It just goes to show that there is so much talent within the walls of our own schools. Kudos to the administration for finding ways for us to gain access to each other's strengths.

Monday, May 5, 2008

Hoofin' it

Honey got stranded on the side of the highway at about midnight, Thursday. Something really bad happened to the car. It involved sparks and billowing smoke and a big hole in the oil pan. Luckily, he was close to town so he walked to the truck stop/gas station and asked to use the phone (his cell was dead, as luck would have it). The clerk refused to let him borrow the phone! I'm not sure why, but I know it's not store policy because they've let me use it there once before. Their one payphone stole his last dollar, so he started to walk the five miles home. After about an hour spent walking and trying to get someone to stop and help him, he flagged down a sheriff who, after checking to see if he had any warrants (he doesn't) offered him a ride home. The Sheriff said he was "Just out fightin' crime and shit." (I thought that was the best part of the story, so I had to put it in.) Honey said he was prayin' I wasn't up looking out the window at the time he was being let out of a sheriff's cruiser.

I've often boasted that I'm the last person around who doesn't own a cell phone. I thought it was unnecessary to have one because, in an emergency, you could count on people to help you out. I'm not sure this is true, anymore. Are people not as courteous as they once were? Or are we too afraid? I guess I can understand being afraid to stop for a big man like my husband at 1:00 in the morning--but to not let him use the phone at the gas station just seems silly.

He's all better. The car is pretty much deceaced so we traded it in (can you believe they would take it?) and bought something a lot newer and more comfortable gas-wise.

Thursday, May 1, 2008

My Pod

I'm excited to be getting an ESL "pod" next year. That means they'll put most, if not all of the 5th grade ESL kids in my room to facilitate inclusion rather than ESL pull-out.
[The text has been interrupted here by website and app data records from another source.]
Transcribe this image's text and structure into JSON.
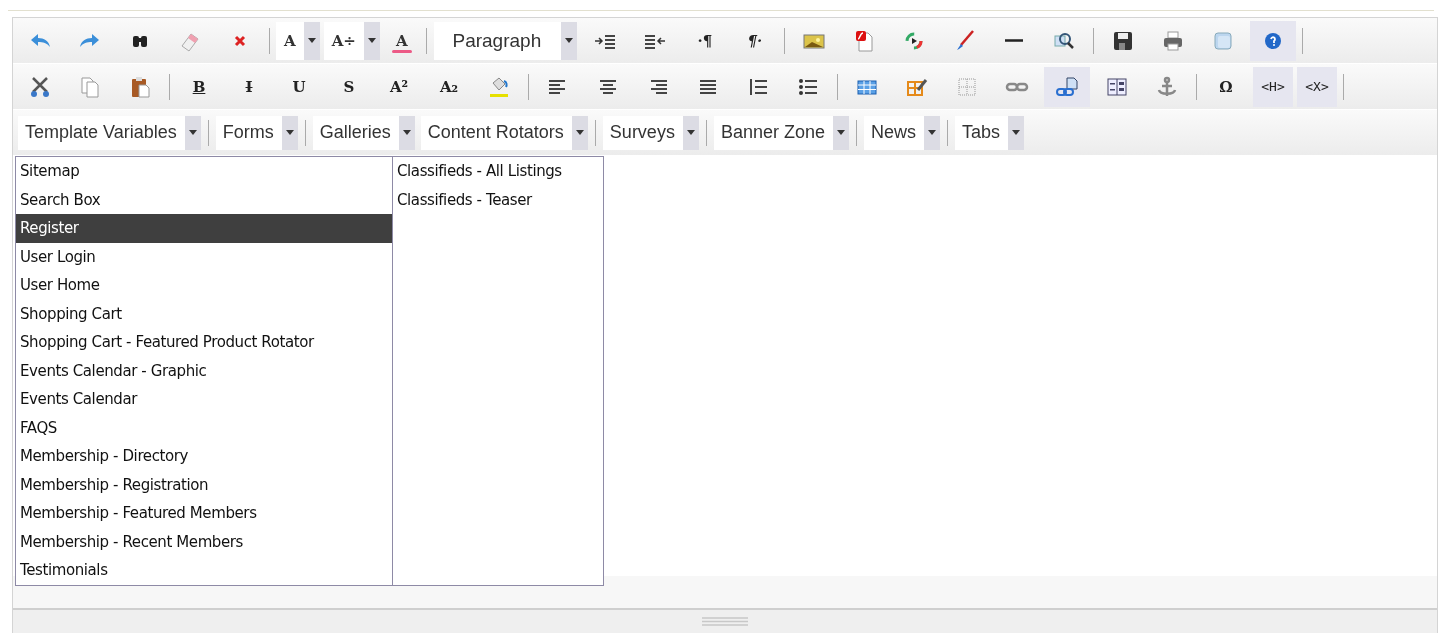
{
  "toolbars": [
    {
      "items": [
        {
          "kind": "icon",
          "active": false
        },
        {
          "kind": "icon",
          "active": false
        },
        {
          "kind": "icon",
          "active": false
        },
        {
          "kind": "icon",
          "active": false
        },
        {
          "kind": "icon",
          "active": false
        },
        {
          "kind": "separator"
        },
        {
          "kind": "glyph-dropdown",
          "label": "A"
        },
        {
          "kind": "glyph-dropdown",
          "label": "A÷"
        },
        {
          "kind": "color-glyph",
          "label": "A"
        },
        {
          "kind": "separator"
        },
        {
          "kind": "dropdown",
          "value": "Paragraph"
        },
        {
          "kind": "icon",
          "active": false
        },
        {
          "kind": "icon",
          "active": false
        },
        {
          "kind": "glyph",
          "label": "·¶",
          "active": false
        },
        {
          "kind": "glyph",
          "label": "¶·",
          "active": false
        },
        {
          "kind": "separator"
        },
        {
          "kind": "icon",
          "active": false
        },
        {
          "kind": "icon",
          "active": false
        },
        {
          "kind": "icon",
          "active": false
        },
        {
          "kind": "icon",
          "active": false
        },
        {
          "kind": "icon",
          "active": false
        },
        {
          "kind": "icon",
          "active": false
        },
        {
          "kind": "separator"
        },
        {
          "kind": "icon",
          "active": false
        },
        {
          "kind": "icon",
          "active": false
        },
        {
          "kind": "icon",
          "active": false
        },
        {
          "kind": "icon",
          "active": true
        },
        {
          "kind": "separator"
        }
      ]
    },
    {
      "items": [
        {
          "kind": "icon",
          "active": false
        },
        {
          "kind": "icon",
          "active": false
        },
        {
          "kind": "icon",
          "active": false
        },
        {
          "kind": "separator"
        },
        {
          "kind": "glyph",
          "label": "B",
          "active": false
        },
        {
          "kind": "glyph",
          "label": "I",
          "active": false
        },
        {
          "kind": "glyph",
          "label": "U",
          "active": false
        },
        {
          "kind": "glyph",
          "label": "S",
          "active": false
        },
        {
          "kind": "glyph",
          "label": "A²",
          "active": false
        },
        {
          "kind": "glyph",
          "label": "A₂",
          "active": false
        },
        {
          "kind": "icon",
          "active": false
        },
        {
          "kind": "separator"
        },
        {
          "kind": "icon",
          "active": false
        },
        {
          "kind": "icon",
          "active": false
        },
        {
          "kind": "icon",
          "active": false
        },
        {
          "kind": "icon",
          "active": false
        },
        {
          "kind": "icon",
          "active": false
        },
        {
          "kind": "icon",
          "active": false
        },
        {
          "kind": "separator"
        },
        {
          "kind": "icon",
          "active": false
        },
        {
          "kind": "icon",
          "active": false
        },
        {
          "kind": "icon",
          "active": false
        },
        {
          "kind": "icon",
          "active": false
        },
        {
          "kind": "icon",
          "active": true
        },
        {
          "kind": "icon",
          "active": false
        },
        {
          "kind": "icon",
          "active": false
        },
        {
          "kind": "separator"
        },
        {
          "kind": "glyph",
          "label": "Ω",
          "active": false
        },
        {
          "kind": "glyph",
          "label": "<H>",
          "active": true
        },
        {
          "kind": "glyph",
          "label": "<X>",
          "active": true
        },
        {
          "kind": "separator"
        }
      ]
    },
    {
      "items": [
        {
          "kind": "dropdown",
          "value": "Template Variables"
        },
        {
          "kind": "separator"
        },
        {
          "kind": "dropdown",
          "value": "Forms"
        },
        {
          "kind": "separator"
        },
        {
          "kind": "dropdown",
          "value": "Galleries"
        },
        {
          "kind": "dropdown",
          "value": "Content Rotators"
        },
        {
          "kind": "separator"
        },
        {
          "kind": "dropdown",
          "value": "Surveys"
        },
        {
          "kind": "separator"
        },
        {
          "kind": "dropdown",
          "value": "Banner Zone"
        },
        {
          "kind": "separator"
        },
        {
          "kind": "dropdown",
          "value": "News"
        },
        {
          "kind": "separator"
        },
        {
          "kind": "dropdown",
          "value": "Tabs"
        }
      ]
    }
  ],
  "lists": [
    {
      "items": [
        {
          "label": "Sitemap",
          "selected": false
        },
        {
          "label": "Search Box",
          "selected": false
        },
        {
          "label": "Register",
          "selected": true
        },
        {
          "label": "User Login",
          "selected": false
        },
        {
          "label": "User Home",
          "selected": false
        },
        {
          "label": "Shopping Cart",
          "selected": false
        },
        {
          "label": "Shopping Cart - Featured Product Rotator",
          "selected": false
        },
        {
          "label": "Events Calendar - Graphic",
          "selected": false
        },
        {
          "label": "Events Calendar",
          "selected": false
        },
        {
          "label": "FAQS",
          "selected": false
        },
        {
          "label": "Membership - Directory",
          "selected": false
        },
        {
          "label": "Membership - Registration",
          "selected": false
        },
        {
          "label": "Membership - Featured Members",
          "selected": false
        },
        {
          "label": "Membership - Recent Members",
          "selected": false
        },
        {
          "label": "Testimonials",
          "selected": false
        }
      ]
    },
    {
      "items": [
        {
          "label": "Classifieds - All Listings",
          "selected": false
        },
        {
          "label": "Classifieds - Teaser",
          "selected": false
        }
      ]
    }
  ]
}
I've got the background for it. Having taught at a mostly Hispanic school I was certified in TESOL and have been trained in GLAD and SIOP (why is everything an acronym?).

It was funny coming out to the School by the Golf Course with all this training. When you teach a whole class of second language learners, everything just requires so much energy. Energy and a tremendous amount of thought put into everything throughout the whole day to just make the content comprehensible. Out here, the kids seem to just soak it all in.

I love to teach second language learners, though. I love seeing how far they come in a year. I love when they finally "get" something that they couldn't do before. And their parents are so darned grateful for what we do. When I came out to this school, I was hoping for some ESL kids and I ended up with one. Then she moved. I'll be glad to have my pod next year. The funny thing is, I won't change the way I teach, much. I've still used GLAD this year and have found that it is just a good way to teach social studies and science in any setting. (Insert witty, last line of post--I can't ever think of a good way to end--and it's 10:00. If I don't go to bed I'll be a grumpy GLAD teacher tomorrow!)